The manor of Alne belonged to the Archbishop of York at the time of the Conquest and was subsequently given to the Minster Treasurer. The church dates in large part to c. 1150 and consists of a nave, chancel and west tower. The only substantial later addition is the north aisle. Of particular interest is the south door, although it is now badly eroded. Two of the original three orders survive. The inner order consists of fifteen medallions bearing representations of the zodiac and labours of the months. Nine of the original nineteen medallions, seven with Latin inscriptions, survive of the outer order. They depict animals, both real and imaginary, drawn from a contemporary bestiary. Other 12th century features include the tower arch, corbels on the chancel and the lintel on the priest's door bearing a worn relief of a dragon held by two eagles. A fine Norman font has a band of foliage scrolls.
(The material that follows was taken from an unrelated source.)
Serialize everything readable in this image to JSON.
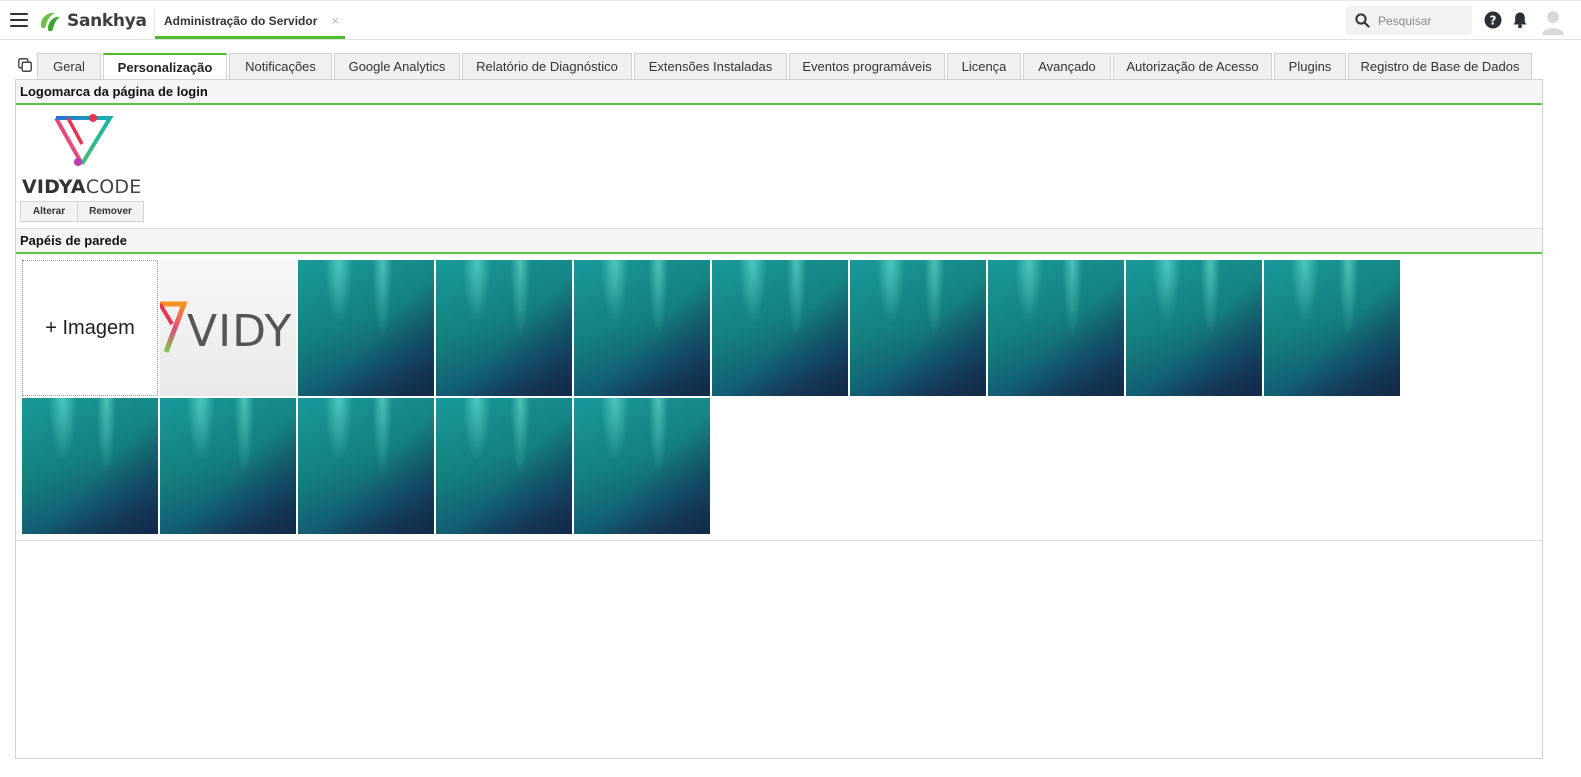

Pevsner, N., 1966. The Buildings of England, Yorkshire: the North Riding (London, Penguin), 59-60